Can we handle honesty or do we just want another “Yes we can”?

Intrapreneurship

circle of planningA not-so new term is emerging again as an efficient driver of external change. The concept of  intrapreneurship was first introduced in 1976 by a writer for the Economist who described future dynamic corporations as ones who would have internal competitive mechanisms.  By 1986, John Naisbett was defining this as a method for identifying new markets and opportunities and Steve Jobs cited the development of the MacIntosh as an intrapreneurial venture.

Fast forward to our issues of today and social intrepreneurship stands to reason as a critical driver of real impact by taking an inside-out approach.   As Josh Cleveland points out on nuPOLIS about the research he conducted for Making Your Impact at Work, the opportunity to create impact is tremendous.  “Social intrapreneurs have access to the social, intellectual, and financial capital of existing firms that can be leveraged in the pursuit of their social endeavor”, he writes.

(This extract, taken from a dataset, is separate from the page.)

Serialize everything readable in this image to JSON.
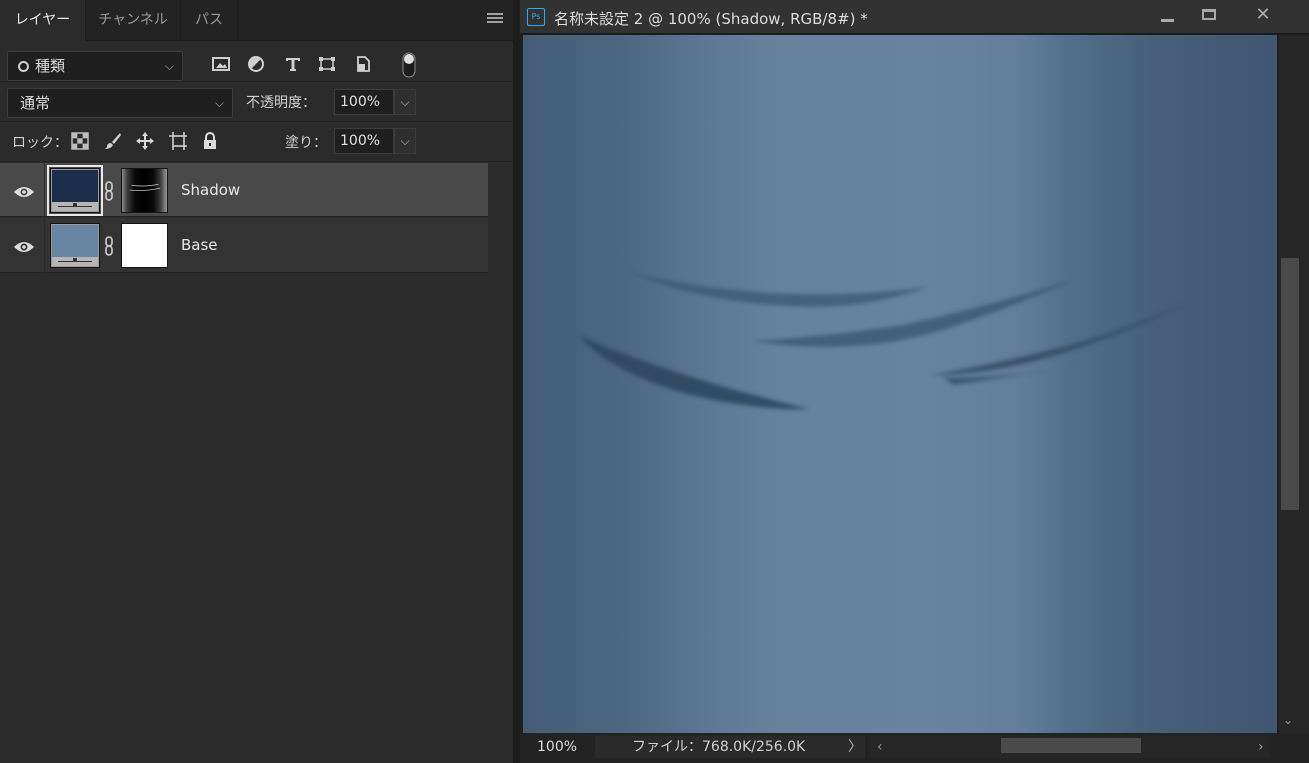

Oftentimes social entrepreneurship requires a cultural shift which requires leadership and education.  Social intrapreneurs have the credibility to drive this change which inherently  influences thousands of touchpoints as it travels through the channels of interdepartmental and partner implementation.  Not only do social intrereneurs become ambassadors of change but they create lasting (sustainable) opportunities by opening up the dialogue for the intellectual and operational development of change.

Social entrepreneurship is getting all the buzz these days but social intrapreneurship might just be the stealth agent that advances our global progress on innovating social change.

Open Source Innovation

ideo-human-centered-design-toolkitThis is pretty cool.  IDEO and the Gates Foundation put their heads together and came up with a toolkit to help communities problem solve.  Using what IDEO calls “human centered” tools, this “how to” guide works acts like a consulting team in a box.  Only better.  It acknowledges the challenges of developing ideas when the meeting of minds requires the crossing of a language bridge.  The toolkit is free – downloadable in .pdfs.  And its been tested, in its early development phases  with IDE in Cambodia and Ethiopia, with Heifer International in Kenya and in its current format by Vision Spring in India among others.   The beauty of an open source format though is that development and testing is never done.  Feedback from designers using the four-part toolkit around the world is coming in and IDEO has plans to incorporate the input to enhance the next round.

Guerrilla Gardening

posterpocket-detail

Do people get much more creative than this?  Talk about making a statement.  For more subversive gardening ideas check out http://www.treehugger.com/files/2009/07/guerilla-gardening-nano-scale.php.

re-branding business

ethicsOn June 3, 2009, the day before their official graduation, 400 Harvard MBA’s took an unofficial oath to “serve the greater good”, “act with the utmost integrity” and guard against “decisions and behavior that advance my own narrow ambitions, but harm the enterprise and the societies it serves.”

Is a values-driven agenda re-entering the workplace?

In 2001, Enron kicked off a two-year run on financial fraud (WorldCom, Adelphia, Tyco, Global Crossing, etc.) which gave a good jolt to business and consumer confidence.  Accenture’s brand took a beating but other than that we seemed to return fairly quickly to ‘business as usual’.

That is until 8 years later, a financial crisis of epic proportions in conjunction with global climate change tied to a lack of responsible business oversight has even business students re-committing themselves to just what it means to be doing good business.

It may seem idealistic or even naïve for students to be taking this unsanctioned oath yet holding the business education community accountable may have greater implications for business management.  A set of shared values is one that helps define a profession.  As business students enter one of the worst hiring environments in decades, ethical decision-making is driving them to demand new approaches to shareholder value and 21st century company leadership.